Supplied data Start Marker
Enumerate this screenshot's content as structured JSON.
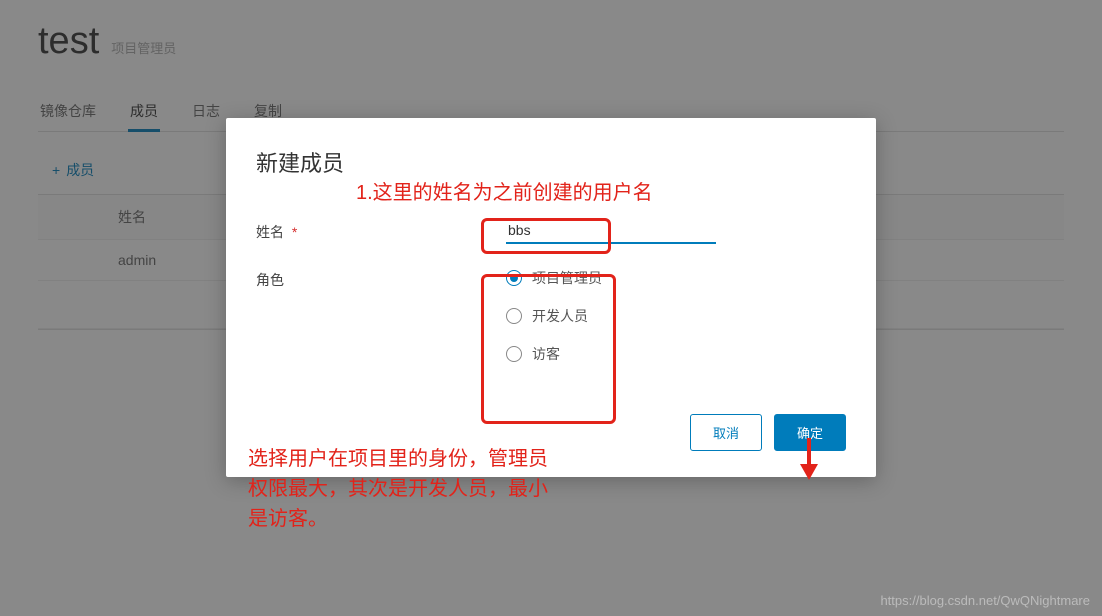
{
  "header": {
    "title": "test",
    "role": "项目管理员"
  },
  "tabs": [
    {
      "label": "镜像仓库",
      "active": false
    },
    {
      "label": "成员",
      "active": true
    },
    {
      "label": "日志",
      "active": false
    },
    {
      "label": "复制",
      "active": false
    }
  ],
  "toolbar": {
    "add_member_label": "成员",
    "plus": "+"
  },
  "table": {
    "header_name": "姓名",
    "rows": [
      {
        "name": "admin"
      }
    ]
  },
  "modal": {
    "title": "新建成员",
    "name_label": "姓名",
    "name_value": "bbs",
    "role_label": "角色",
    "roles": [
      {
        "label": "项目管理员",
        "selected": true
      },
      {
        "label": "开发人员",
        "selected": false
      },
      {
        "label": "访客",
        "selected": false
      }
    ],
    "cancel": "取消",
    "confirm": "确定"
  },
  "annotations": {
    "a1": "1.这里的姓名为之前创建的用户名",
    "a2_line1": "选择用户在项目里的身份，管理员",
    "a2_line2": "权限最大，其次是开发人员，最小",
    "a2_line3": "是访客。"
  },
  "watermark": "https://blog.csdn.net/QwQNightmare"
}
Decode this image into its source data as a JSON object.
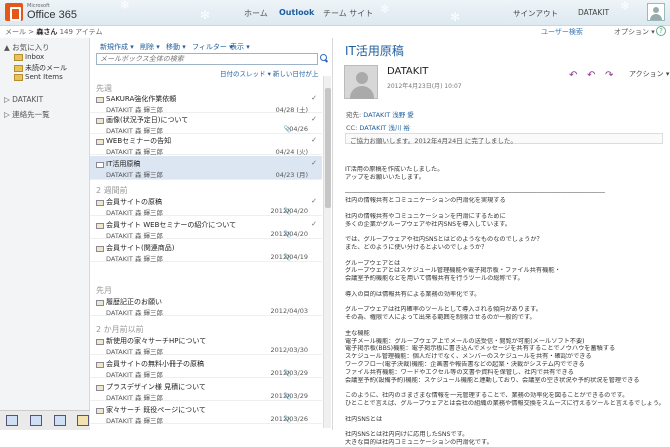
{
  "app": {
    "brand_small": "Microsoft",
    "brand": "Office 365"
  },
  "nav": {
    "home": "ホーム",
    "outlook": "Outlook",
    "team_site": "チーム サイト"
  },
  "account": {
    "sign_out": "サインアウト",
    "user": "DATAKIT",
    "user_search": "ユーザー検索",
    "options": "オプション ▾",
    "help": "?"
  },
  "breadcrumb": {
    "mail": "メール",
    "owner": "森さん",
    "count": "149 アイテム"
  },
  "sidebar": {
    "favorites": "▲ お気に入り",
    "fav_items": [
      "Inbox",
      "未読のメール",
      "Sent Items"
    ],
    "datakit": "▷ DATAKIT",
    "contacts": "▷ 連絡先一覧"
  },
  "toolbar": {
    "new": "新規作成 ▾",
    "delete": "削除 ▾",
    "move": "移動 ▾",
    "filter": "フィルター ▾",
    "view": "表示 ▾"
  },
  "search": {
    "placeholder": "メールボックス全体の検索"
  },
  "sort": {
    "thread": "日付のスレッド ▾",
    "newest": "新しい日付が上"
  },
  "groups": {
    "last_week": "先週",
    "two_weeks": "2 週間前",
    "last_month": "先月",
    "two_months": "2 か月前以前"
  },
  "messages": [
    {
      "subject": "SAKURA強化作業依頼",
      "from": "DATAKIT 森 輝三郎",
      "date": "04/28 (土)",
      "attach": ""
    },
    {
      "subject": "画像(状況予定日)について",
      "from": "DATAKIT 森 輝三郎",
      "date": "04/26",
      "attach": "📎"
    },
    {
      "subject": "WEBセミナーの告知",
      "from": "DATAKIT 森 輝三郎",
      "date": "04/24 (火)",
      "attach": ""
    },
    {
      "subject": "IT活用原稿",
      "from": "DATAKIT 森 輝三郎",
      "date": "04/23 (月)",
      "attach": ""
    },
    {
      "subject": "会員サイトの原稿",
      "from": "DATAKIT 森 輝三郎",
      "date": "2012/04/20",
      "attach": "📎"
    },
    {
      "subject": "会員サイト WEBセミナーの紹介について",
      "from": "DATAKIT 森 輝三郎",
      "date": "2012/04/20",
      "attach": "📎"
    },
    {
      "subject": "会員サイト(関連商品)",
      "from": "DATAKIT 森 輝三郎",
      "date": "2012/04/19",
      "attach": "📎"
    },
    {
      "subject": "履歴記正のお願い",
      "from": "DATAKIT 森 輝三郎",
      "date": "2012/04/03",
      "attach": ""
    },
    {
      "subject": "新使用の家々サーチHPについて",
      "from": "DATAKIT 森 輝三郎",
      "date": "2012/03/30",
      "attach": ""
    },
    {
      "subject": "会員サイトの無料小冊子の原稿",
      "from": "DATAKIT 森 輝三郎",
      "date": "2012/03/29",
      "attach": "📎"
    },
    {
      "subject": "プラスデザイン様 見積について",
      "from": "DATAKIT 森 輝三郎",
      "date": "2012/03/29",
      "attach": "📎"
    },
    {
      "subject": "家々サーチ 既役ページについて",
      "from": "DATAKIT 森 輝三郎",
      "date": "2012/03/26",
      "attach": "📎"
    }
  ],
  "reading": {
    "title": "IT活用原稿",
    "sender": "DATAKIT",
    "date": "2012年4月23日(月) 10:07",
    "actions": "アクション ▾",
    "to_label": "宛先:",
    "to": "DATAKIT 浅野 愛",
    "cc_label": "CC:",
    "cc": "DATAKIT 浅川 裕",
    "flag": "ご協力お願いします。2012年4月24日 に完了しました。",
    "body": [
      "IT活用の原稿を作成いたしました。",
      "アップをお願いいたします。",
      "",
      "――――――――――――――――――――――――――――――――――――――――――",
      "社内の情報共有とコミュニケーションの円滑化を実現する",
      "",
      "社内の情報共有やコミュニケーションを円滑にするために",
      "多くの企業がグループウェアや社内SNSを導入しています。",
      "",
      "では、グループウェアや社内SNSとはどのようなものなのでしょうか？",
      "また、どのように使い分けるとよいのでしょうか？",
      "",
      "グループウェアとは",
      "グループウェアとはスケジュール管理機能や電子掲示板・ファイル共有機能・",
      "会議室予約機能などを用いて情報共有を行うツールの総称です。",
      "",
      "導入の目的は情報共有による業務の効率化です。",
      "",
      "グループウェアは社内確率のツールとして導入される傾向があります。",
      "その為、権限で人によって出来る範囲を制限させるのが一般的です。",
      "",
      "主な機能",
      "電子メール機能：グループウェア上でメールの送受信・閲覧が可能(メールソフト不要)",
      "電子掲示板(BBS)機能：電子掲示板に書き込んでメッセージを共有することでノウハウを蓄積する",
      "スケジュール管理機能：個人だけでなく、メンバーのスケジュールを共有・確認ができる",
      "ワークフロー(電子決裁)機能：企画書や報告書などの起案・決裁がシステム内でできる",
      "ファイル共有機能：ワードやエクセル等の文書や資料を保管し、社内で共有できる",
      "会議室予約(設備予約)機能：スケジュール機能と連動しており、会議室の空き状況や予約状況を管理できる",
      "",
      "このように、社内のさまざまな情報を一元管理することで、業務の効率化を図ることができるのです。",
      "ひとことで言えば、グループウェアとは会社の組織の業務や情報交換をスムーズに行えるツールと言えるでしょう。",
      "",
      "社内SNSとは",
      "",
      "社内SNSとは社内向けに応用したSNSです。",
      "大きな目的は社内コミュニケーションの円滑化です。"
    ]
  }
}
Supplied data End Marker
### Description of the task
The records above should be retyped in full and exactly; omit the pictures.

### Final answer
Enumerate this screenshot's content as structured JSON.
{
  "header": {
    "title": "test",
    "role": "项目管理员"
  },
  "tabs": [
    {
      "label": "镜像仓库",
      "active": false
    },
    {
      "label": "成员",
      "active": true
    },
    {
      "label": "日志",
      "active": false
    },
    {
      "label": "复制",
      "active": false
    }
  ],
  "toolbar": {
    "add_member_label": "成员",
    "plus": "+"
  },
  "table": {
    "header_name": "姓名",
    "rows": [
      {
        "name": "admin"
      }
    ]
  },
  "modal": {
    "title": "新建成员",
    "name_label": "姓名",
    "name_value": "bbs",
    "role_label": "角色",
    "roles": [
      {
        "label": "项目管理员",
        "selected": true
      },
      {
        "label": "开发人员",
        "selected": false
      },
      {
        "label": "访客",
        "selected": false
      }
    ],
    "cancel": "取消",
    "confirm": "确定"
  },
  "annotations": {
    "a1": "1.这里的姓名为之前创建的用户名",
    "a2_line1": "选择用户在项目里的身份，管理员",
    "a2_line2": "权限最大，其次是开发人员，最小",
    "a2_line3": "是访客。"
  },
  "watermark": "https://blog.csdn.net/QwQNightmare"
}
Decode this image into its source data as a JSON object.
{
  "app": {
    "brand_small": "Microsoft",
    "brand": "Office 365"
  },
  "nav": {
    "home": "ホーム",
    "outlook": "Outlook",
    "team_site": "チーム サイト"
  },
  "account": {
    "sign_out": "サインアウト",
    "user": "DATAKIT",
    "user_search": "ユーザー検索",
    "options": "オプション ▾",
    "help": "?"
  },
  "breadcrumb": {
    "mail": "メール",
    "owner": "森さん",
    "count": "149 アイテム"
  },
  "sidebar": {
    "favorites": "▲ お気に入り",
    "fav_items": [
      "Inbox",
      "未読のメール",
      "Sent Items"
    ],
    "datakit": "▷ DATAKIT",
    "contacts": "▷ 連絡先一覧"
  },
  "toolbar": {
    "new": "新規作成 ▾",
    "delete": "削除 ▾",
    "move": "移動 ▾",
    "filter": "フィルター ▾",
    "view": "表示 ▾"
  },
  "search": {
    "placeholder": "メールボックス全体の検索"
  },
  "sort": {
    "thread": "日付のスレッド ▾",
    "newest": "新しい日付が上"
  },
  "groups": {
    "last_week": "先週",
    "two_weeks": "2 週間前",
    "last_month": "先月",
    "two_months": "2 か月前以前"
  },
  "messages": [
    {
      "subject": "SAKURA強化作業依頼",
      "from": "DATAKIT 森 輝三郎",
      "date": "04/28 (土)",
      "attach": ""
    },
    {
      "subject": "画像(状況予定日)について",
      "from": "DATAKIT 森 輝三郎",
      "date": "04/26",
      "attach": "📎"
    },
    {
      "subject": "WEBセミナーの告知",
      "from": "DATAKIT 森 輝三郎",
      "date": "04/24 (火)",
      "attach": ""
    },
    {
      "subject": "IT活用原稿",
      "from": "DATAKIT 森 輝三郎",
      "date": "04/23 (月)",
      "attach": ""
    },
    {
      "subject": "会員サイトの原稿",
      "from": "DATAKIT 森 輝三郎",
      "date": "2012/04/20",
      "attach": "📎"
    },
    {
      "subject": "会員サイト WEBセミナーの紹介について",
      "from": "DATAKIT 森 輝三郎",
      "date": "2012/04/20",
      "attach": "📎"
    },
    {
      "subject": "会員サイト(関連商品)",
      "from": "DATAKIT 森 輝三郎",
      "date": "2012/04/19",
      "attach": "📎"
    },
    {
      "subject": "履歴記正のお願い",
      "from": "DATAKIT 森 輝三郎",
      "date": "2012/04/03",
      "attach": ""
    },
    {
      "subject": "新使用の家々サーチHPについて",
      "from": "DATAKIT 森 輝三郎",
      "date": "2012/03/30",
      "attach": ""
    },
    {
      "subject": "会員サイトの無料小冊子の原稿",
      "from": "DATAKIT 森 輝三郎",
      "date": "2012/03/29",
      "attach": "📎"
    },
    {
      "subject": "プラスデザイン様 見積について",
      "from": "DATAKIT 森 輝三郎",
      "date": "2012/03/29",
      "attach": "📎"
    },
    {
      "subject": "家々サーチ 既役ページについて",
      "from": "DATAKIT 森 輝三郎",
      "date": "2012/03/26",
      "attach": "📎"
    }
  ],
  "reading": {
    "title": "IT活用原稿",
    "sender": "DATAKIT",
    "date": "2012年4月23日(月) 10:07",
    "actions": "アクション ▾",
    "to_label": "宛先:",
    "to": "DATAKIT 浅野 愛",
    "cc_label": "CC:",
    "cc": "DATAKIT 浅川 裕",
    "flag": "ご協力お願いします。2012年4月24日 に完了しました。",
    "body": [
      "IT活用の原稿を作成いたしました。",
      "アップをお願いいたします。",
      "",
      "――――――――――――――――――――――――――――――――――――――――――",
      "社内の情報共有とコミュニケーションの円滑化を実現する",
      "",
      "社内の情報共有やコミュニケーションを円滑にするために",
      "多くの企業がグループウェアや社内SNSを導入しています。",
      "",
      "では、グループウェアや社内SNSとはどのようなものなのでしょうか？",
      "また、どのように使い分けるとよいのでしょうか？",
      "",
      "グループウェアとは",
      "グループウェアとはスケジュール管理機能や電子掲示板・ファイル共有機能・",
      "会議室予約機能などを用いて情報共有を行うツールの総称です。",
      "",
      "導入の目的は情報共有による業務の効率化です。",
      "",
      "グループウェアは社内確率のツールとして導入される傾向があります。",
      "その為、権限で人によって出来る範囲を制限させるのが一般的です。",
      "",
      "主な機能",
      "電子メール機能：グループウェア上でメールの送受信・閲覧が可能(メールソフト不要)",
      "電子掲示板(BBS)機能：電子掲示板に書き込んでメッセージを共有することでノウハウを蓄積する",
      "スケジュール管理機能：個人だけでなく、メンバーのスケジュールを共有・確認ができる",
      "ワークフロー(電子決裁)機能：企画書や報告書などの起案・決裁がシステム内でできる",
      "ファイル共有機能：ワードやエクセル等の文書や資料を保管し、社内で共有できる",
      "会議室予約(設備予約)機能：スケジュール機能と連動しており、会議室の空き状況や予約状況を管理できる",
      "",
      "このように、社内のさまざまな情報を一元管理することで、業務の効率化を図ることができるのです。",
      "ひとことで言えば、グループウェアとは会社の組織の業務や情報交換をスムーズに行えるツールと言えるでしょう。",
      "",
      "社内SNSとは",
      "",
      "社内SNSとは社内向けに応用したSNSです。",
      "大きな目的は社内コミュニケーションの円滑化です。"
    ]
  }
}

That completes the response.